In 2016, Astrid released her self-titled debut EP and scored a blockbuster hit with “Hurts So Good,” which charted in 21 countries, racked up over 136 million Spotify plays, and led to other major opportunities, including European and North American tours with Troye Sivan. She has been called “Scandinavia’s next breakout pop princess” by Idolator and an artist “waiting in the wings of global stardom” by The Guardian. Solidifyingher status in Europe, Astrid was recently chosen to be a UEFA women’s football Ambassador. She’s also been making waves across the Atlantic. Astrid’s headlining shows in Los Angeles and New York City sold out in less than 48 hours. Popjustice chose her as one of the acts most likely to save pop music in 2017.

Astrid’s career continues to unfold with her latest single, the urgent, emotionally charged “Breathe,” which has amassed over 25 million worldwide streams and was selected as a “Tune of the Week” by BBC Radio 1. Atwood magazine noted that the track “continues to demonstrate Astrid S’s prominence in the electro-pop realm,” while The Line of Best Fit called it “the start of something special” and “her biggest pop moment yet.“

“’Breathe’ could be about that overwhelming feeling of being in love,” Astrid says, “but for me it’s about these moments over the past year that took my breath away, like having a hit single, going on my first tour, and playing some of the festivals back home in Norway that I’ve always dreamed of. I’ve lost count of how many times I’ve had to pinch myself.”

“Breathe” is the first track to be released from Astrid’s latest EP, Party’s Over, which finds her taking her music in a darker, more left-of-center direction with the minimalist, club-friendly “Bloodstream,” which she says is about “being haunted by an ex and how everything you do and every place you go reminds you of that person” and “Does She Know,” which explores the pain around realizing that someone you loved has moved on and is in love with someone else.“That’s a tough song for me to sing live, because it conjures up so many emotions,” Astrid says. “The recording really captures the feeling I had in my throat and my stomach when we wrote it and I get that feeling every time I perform it.”

Party’s Over veers into lighter territory with its title track, which is about wanting to stay in a perfect moment forever. “I often find myself feeling nostalgic for something before it’s even ended,” Astrid says. “When I was on tour with Troye Sivan, I felt wistful about the tour and it wasn’t even over yet.” On “Such A Boy,” Astrid questions the conventional wisdom that guys aren’t as emotional as girls. “Boys are even more or at least as emotional as girls!” Astrid says. “I feel like I’ve grown up with everyone saying ‘Don’t be such a girl’ to my brother if he was being emotional and it made me angry because it’s not shameful to have feelings.”
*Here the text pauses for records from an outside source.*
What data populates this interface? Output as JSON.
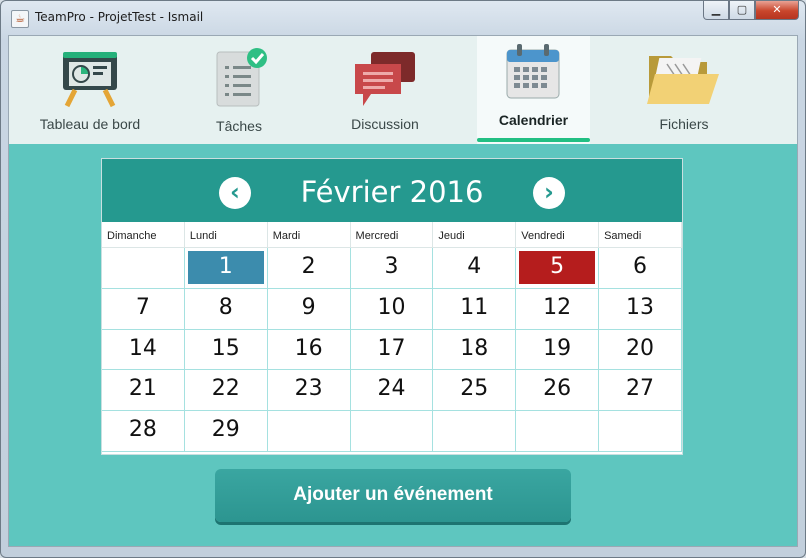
{
  "window": {
    "title": "TeamPro - ProjetTest - Ismail",
    "controls": {
      "minimize": "▁",
      "maximize": "▢",
      "close": "✕"
    }
  },
  "nav": {
    "items": [
      {
        "label": "Tableau de bord",
        "icon": "dashboard-board-icon"
      },
      {
        "label": "Tâches",
        "icon": "task-checklist-icon"
      },
      {
        "label": "Discussion",
        "icon": "chat-bubbles-icon"
      },
      {
        "label": "Calendrier",
        "icon": "calendar-icon",
        "active": true
      },
      {
        "label": "Fichiers",
        "icon": "folder-files-icon"
      }
    ]
  },
  "calendar": {
    "month_label": "Février 2016",
    "prev": "‹",
    "next": "›",
    "weekdays": [
      "Dimanche",
      "Lundi",
      "Mardi",
      "Mercredi",
      "Jeudi",
      "Vendredi",
      "Samedi"
    ],
    "weeks": [
      [
        "",
        "1",
        "2",
        "3",
        "4",
        "5",
        "6"
      ],
      [
        "7",
        "8",
        "9",
        "10",
        "11",
        "12",
        "13"
      ],
      [
        "14",
        "15",
        "16",
        "17",
        "18",
        "19",
        "20"
      ],
      [
        "21",
        "22",
        "23",
        "24",
        "25",
        "26",
        "27"
      ],
      [
        "28",
        "29",
        "",
        "",
        "",
        "",
        ""
      ]
    ],
    "selected_day": "1",
    "today_day": "5"
  },
  "actions": {
    "add_event": "Ajouter un événement"
  },
  "colors": {
    "accent": "#25998f",
    "background": "#5ec6bf",
    "selected": "#3c8cad",
    "today": "#b51d1d",
    "active_tab_underline": "#22bf83"
  }
}
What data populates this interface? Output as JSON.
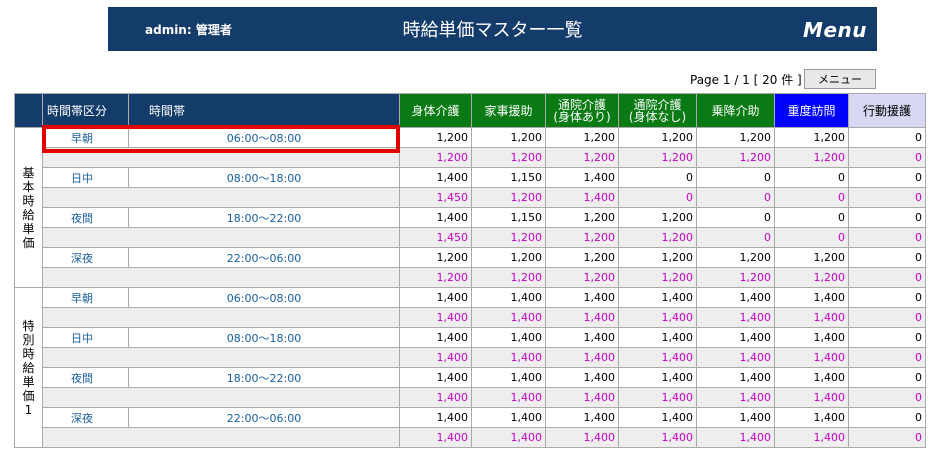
{
  "header": {
    "user": "admin: 管理者",
    "title": "時給単価マスター一覧",
    "menu_label": "Menu"
  },
  "pager": {
    "text": "Page 1 / 1 [ 20 件 ]",
    "menu_button": "メニュー"
  },
  "table": {
    "col_group": "時間帯区分",
    "col_time": "時間帯",
    "service_headers": [
      "身体介護",
      "家事援助",
      "通院介護\n(身体あり)",
      "通院介護\n(身体なし)",
      "乗降介助",
      "重度訪問",
      "行動援護"
    ],
    "colors": {
      "navy": "#143c6b",
      "green": "#0a7a14",
      "blue": "#0000ff",
      "lavender": "#d8d8f4",
      "pink": "#c800c8",
      "highlight": "#e00000"
    },
    "groups": [
      {
        "label": "基本時給単価",
        "slots": [
          {
            "name": "早朝",
            "time": "06:00〜08:00",
            "main": [
              "1,200",
              "1,200",
              "1,200",
              "1,200",
              "1,200",
              "1,200",
              "0"
            ],
            "sub": [
              "1,200",
              "1,200",
              "1,200",
              "1,200",
              "1,200",
              "1,200",
              "0"
            ]
          },
          {
            "name": "日中",
            "time": "08:00〜18:00",
            "main": [
              "1,400",
              "1,150",
              "1,400",
              "0",
              "0",
              "0",
              "0"
            ],
            "sub": [
              "1,450",
              "1,200",
              "1,400",
              "0",
              "0",
              "0",
              "0"
            ]
          },
          {
            "name": "夜間",
            "time": "18:00〜22:00",
            "main": [
              "1,400",
              "1,150",
              "1,200",
              "1,200",
              "0",
              "0",
              "0"
            ],
            "sub": [
              "1,450",
              "1,200",
              "1,200",
              "1,200",
              "0",
              "0",
              "0"
            ]
          },
          {
            "name": "深夜",
            "time": "22:00〜06:00",
            "main": [
              "1,200",
              "1,200",
              "1,200",
              "1,200",
              "1,200",
              "1,200",
              "0"
            ],
            "sub": [
              "1,200",
              "1,200",
              "1,200",
              "1,200",
              "1,200",
              "1,200",
              "0"
            ]
          }
        ]
      },
      {
        "label": "特別時給単価1",
        "slots": [
          {
            "name": "早朝",
            "time": "06:00〜08:00",
            "main": [
              "1,400",
              "1,400",
              "1,400",
              "1,400",
              "1,400",
              "1,400",
              "0"
            ],
            "sub": [
              "1,400",
              "1,400",
              "1,400",
              "1,400",
              "1,400",
              "1,400",
              "0"
            ]
          },
          {
            "name": "日中",
            "time": "08:00〜18:00",
            "main": [
              "1,400",
              "1,400",
              "1,400",
              "1,400",
              "1,400",
              "1,400",
              "0"
            ],
            "sub": [
              "1,400",
              "1,400",
              "1,400",
              "1,400",
              "1,400",
              "1,400",
              "0"
            ]
          },
          {
            "name": "夜間",
            "time": "18:00〜22:00",
            "main": [
              "1,400",
              "1,400",
              "1,400",
              "1,400",
              "1,400",
              "1,400",
              "0"
            ],
            "sub": [
              "1,400",
              "1,400",
              "1,400",
              "1,400",
              "1,400",
              "1,400",
              "0"
            ]
          },
          {
            "name": "深夜",
            "time": "22:00〜06:00",
            "main": [
              "1,400",
              "1,400",
              "1,400",
              "1,400",
              "1,400",
              "1,400",
              "0"
            ],
            "sub": [
              "1,400",
              "1,400",
              "1,400",
              "1,400",
              "1,400",
              "1,400",
              "0"
            ]
          }
        ]
      }
    ]
  }
}
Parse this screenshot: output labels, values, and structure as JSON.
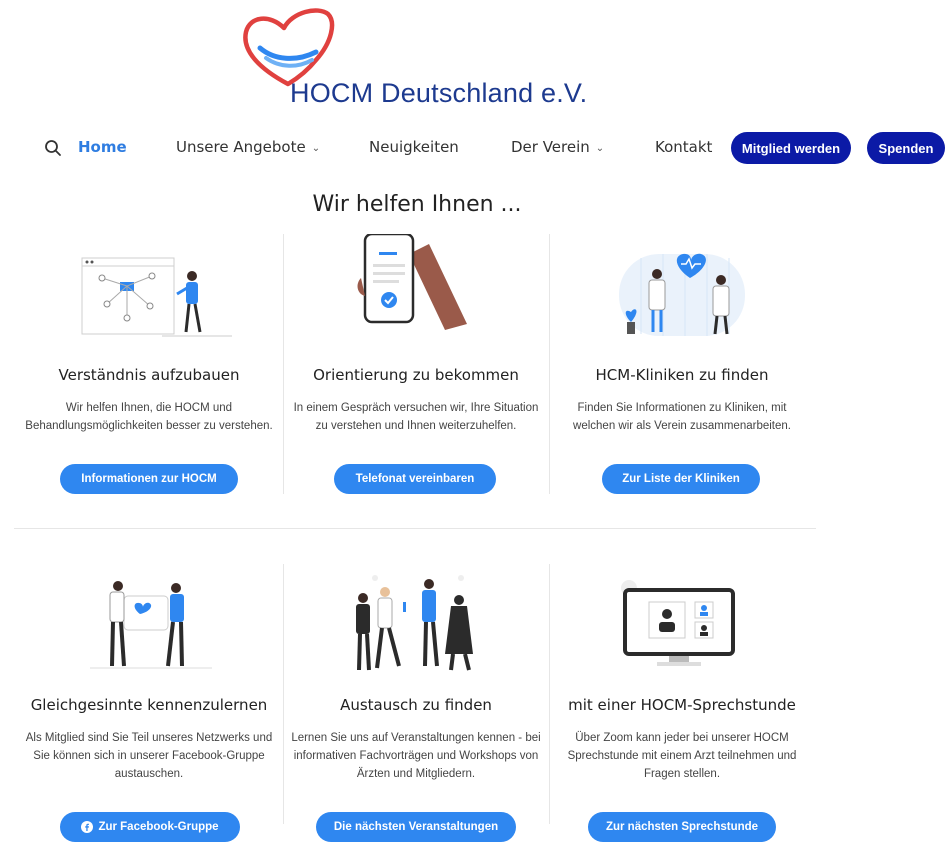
{
  "logo": {
    "text": "HOCM Deutschland e.V.",
    "icon": "heart-icon"
  },
  "nav": {
    "items": [
      {
        "label": "Home",
        "active": true
      },
      {
        "label": "Unsere Angebote",
        "dropdown": true
      },
      {
        "label": "Neuigkeiten"
      },
      {
        "label": "Der Verein",
        "dropdown": true
      },
      {
        "label": "Kontakt"
      }
    ],
    "chevron": "⌄",
    "member_button": "Mitglied werden",
    "donate_button": "Spenden"
  },
  "section_title": "Wir helfen Ihnen ...",
  "cards": [
    {
      "title": "Verständnis aufzubauen",
      "desc": "Wir helfen Ihnen, die HOCM und Behandlungsmöglichkeiten besser zu verstehen.",
      "button": "Informationen zur HOCM"
    },
    {
      "title": "Orientierung zu bekommen",
      "desc": "In einem Gespräch versuchen wir, Ihre Situation zu verstehen und Ihnen weiterzuhelfen.",
      "button": "Telefonat vereinbaren"
    },
    {
      "title": "HCM-Kliniken zu finden",
      "desc": "Finden Sie Informationen zu Kliniken, mit welchen wir als Verein zusammenarbeiten.",
      "button": "Zur Liste der Kliniken"
    },
    {
      "title": "Gleichgesinnte kennenzulernen",
      "desc": "Als Mitglied sind Sie Teil unseres Netzwerks und Sie können sich in unserer Facebook-Gruppe austauschen.",
      "button": "Zur Facebook-Gruppe"
    },
    {
      "title": "Austausch zu finden",
      "desc": "Lernen Sie uns auf Veranstaltungen kennen - bei informativen Fachvorträgen und Workshops von Ärzten und Mitgliedern.",
      "button": "Die nächsten Veranstaltungen"
    },
    {
      "title": "mit einer HOCM-Sprechstunde",
      "desc": "Über Zoom kann jeder bei unserer HOCM Sprechstunde mit einem Arzt teilnehmen und Fragen stellen.",
      "button": "Zur nächsten Sprechstunde"
    }
  ],
  "colors": {
    "accent": "#2f87f0",
    "navy": "#0b1aa6",
    "brand": "#1d3a8f",
    "heart": "#e0413f"
  }
}
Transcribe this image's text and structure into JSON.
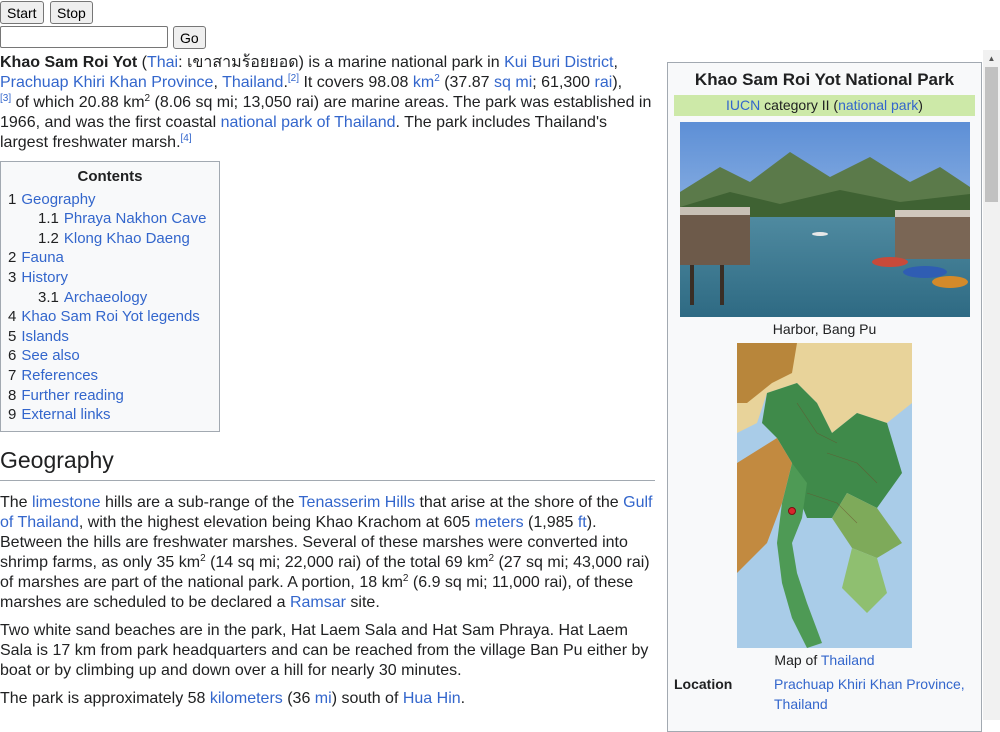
{
  "controls": {
    "start_label": "Start",
    "stop_label": "Stop",
    "go_label": "Go",
    "url_value": ""
  },
  "intro": {
    "p1": {
      "title": "Khao Sam Roi Yot",
      "paren_open": " (",
      "thai_link": "Thai",
      "thai_text": ": เขาสามร้อยยอด) is a marine national park in ",
      "district_link": "Kui Buri District",
      "comma": ", ",
      "province_link": "Prachuap Khiri Khan Province",
      "thailand_link": "Thailand",
      "period": ".",
      "ref2": "[2]",
      "covers": " It covers 98.08 ",
      "km_link": "km",
      "sup2": "2",
      "paren1": " (37.87 ",
      "sqmi_link": "sq mi",
      "semicolon": "; 61,300 ",
      "rai_link": "rai",
      "close_paren": "),",
      "ref3": "[3]",
      "of_which": " of which 20.88 km",
      "sup2b": "2",
      "marine": " (8.06 sq mi; 13,050 rai) are marine areas. The park was established in 1966, and was the first coastal ",
      "np_link": "national park of Thailand",
      "includes": ". The park includes Thailand's largest freshwater marsh.",
      "ref4": "[4]"
    }
  },
  "toc": {
    "title": "Contents",
    "items": [
      {
        "num": "1",
        "label": "Geography",
        "sub": false
      },
      {
        "num": "1.1",
        "label": "Phraya Nakhon Cave",
        "sub": true
      },
      {
        "num": "1.2",
        "label": "Klong Khao Daeng",
        "sub": true
      },
      {
        "num": "2",
        "label": "Fauna",
        "sub": false
      },
      {
        "num": "3",
        "label": "History",
        "sub": false
      },
      {
        "num": "3.1",
        "label": "Archaeology",
        "sub": true
      },
      {
        "num": "4",
        "label": "Khao Sam Roi Yot legends",
        "sub": false
      },
      {
        "num": "5",
        "label": "Islands",
        "sub": false
      },
      {
        "num": "6",
        "label": "See also",
        "sub": false
      },
      {
        "num": "7",
        "label": "References",
        "sub": false
      },
      {
        "num": "8",
        "label": "Further reading",
        "sub": false
      },
      {
        "num": "9",
        "label": "External links",
        "sub": false
      }
    ]
  },
  "geography": {
    "heading": "Geography",
    "p1": {
      "t1": "The ",
      "limestone": "limestone",
      "t2": " hills are a sub-range of the ",
      "tenasserim": "Tenasserim Hills",
      "t3": " that arise at the shore of the ",
      "gulf": "Gulf of Thailand",
      "t4": ", with the highest elevation being Khao Krachom at 605 ",
      "meters": "meters",
      "t5": " (1,985 ",
      "ft": "ft",
      "t6": "). Between the hills are freshwater marshes. Several of these marshes were converted into shrimp farms, as only 35 km",
      "s1": "2",
      "t7": " (14 sq mi; 22,000 rai) of the total 69 km",
      "s2": "2",
      "t8": " (27 sq mi; 43,000 rai) of marshes are part of the national park. A portion, 18 km",
      "s3": "2",
      "t9": " (6.9 sq mi; 11,000 rai), of these marshes are scheduled to be declared a ",
      "ramsar": "Ramsar",
      "t10": " site."
    },
    "p2": "Two white sand beaches are in the park, Hat Laem Sala and Hat Sam Phraya. Hat Laem Sala is 17 km from park headquarters and can be reached from the village Ban Pu either by boat or by climbing up and down over a hill for nearly 30 minutes.",
    "p3": {
      "t1": "The park is approximately 58 ",
      "km": "kilometers",
      "t2": " (36 ",
      "mi": "mi",
      "t3": ") south of ",
      "huahin": "Hua Hin",
      "t4": "."
    }
  },
  "infobox": {
    "title": "Khao Sam Roi Yot National Park",
    "iucn_link": "IUCN",
    "iucn_text": " category II (",
    "iucn_park_link": "national park",
    "iucn_close": ")",
    "photo_caption": "Harbor, Bang Pu",
    "map_caption_text": "Map of ",
    "map_caption_link": "Thailand",
    "location_label": "Location",
    "location_value": "Prachuap Khiri Khan Province, Thailand"
  },
  "colors": {
    "link": "#3366cc",
    "iucn_bg": "#cde9a8",
    "infobox_bg": "#f8f9fa"
  }
}
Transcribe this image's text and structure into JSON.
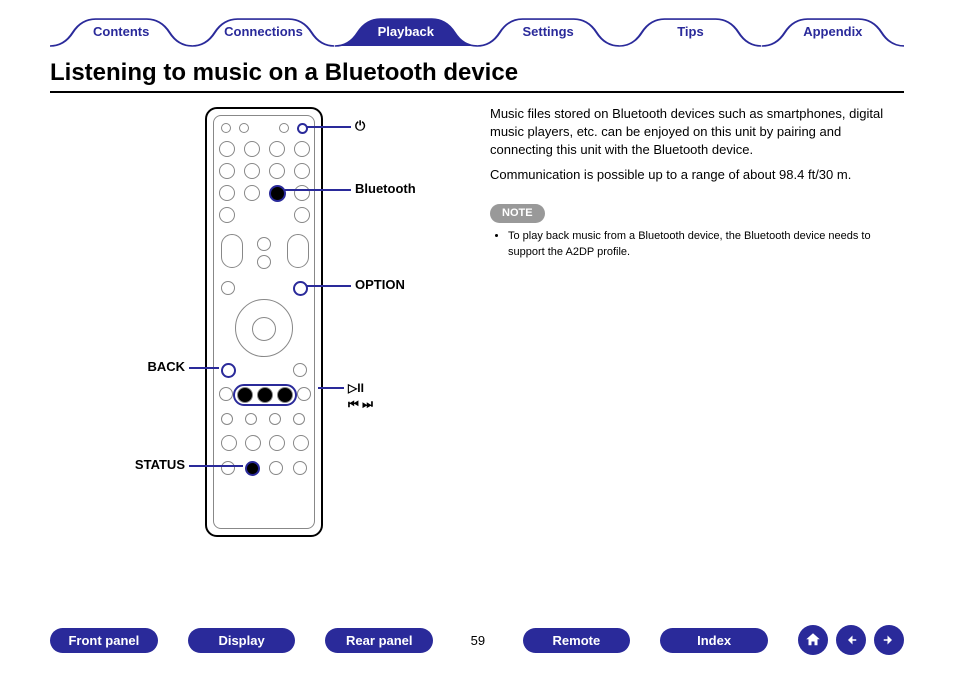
{
  "tabs": {
    "contents": "Contents",
    "connections": "Connections",
    "playback": "Playback",
    "settings": "Settings",
    "tips": "Tips",
    "appendix": "Appendix"
  },
  "heading": "Listening to music on a Bluetooth device",
  "body": {
    "p1": "Music files stored on Bluetooth devices such as smartphones, digital music players, etc. can be enjoyed on this unit by pairing and connecting this unit with the Bluetooth device.",
    "p2": "Communication is possible up to a range of about 98.4 ft/30 m."
  },
  "note": {
    "label": "NOTE",
    "item1": "To play back music from a Bluetooth device, the Bluetooth device needs to support the A2DP profile."
  },
  "callouts": {
    "power": "⏻",
    "bluetooth": "Bluetooth",
    "option": "OPTION",
    "back": "BACK",
    "playpause": "▷II",
    "prevnext": "⏮ ⏭",
    "status": "STATUS"
  },
  "bottom": {
    "front_panel": "Front panel",
    "display": "Display",
    "rear_panel": "Rear panel",
    "page": "59",
    "remote": "Remote",
    "index": "Index"
  }
}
As she gears up to release more new music this year, Astrid say she wants people to feel understood when they listen to her songs. “I want them to feel like they belong and that they’re not alone. I want them to feel happy and just forget about all their worries for a bit. It’s nice to think that I have the opportunity to make someone’s day a little better. Because the focus for me is on bringing people together because they like to listen to my music and that’s where they feel like they belong.”




Interstellar Management:
Halvor Marstrander

Sr. Project Manager, Universal Music:
Anette Andersen

Press/promotion, Universal Music:
Trine Hartz

Mark Ngui, CAA (Europe)

Brian Manning, CAA (USA)

Thomas Olavsen, TimeOut Agency (Norway)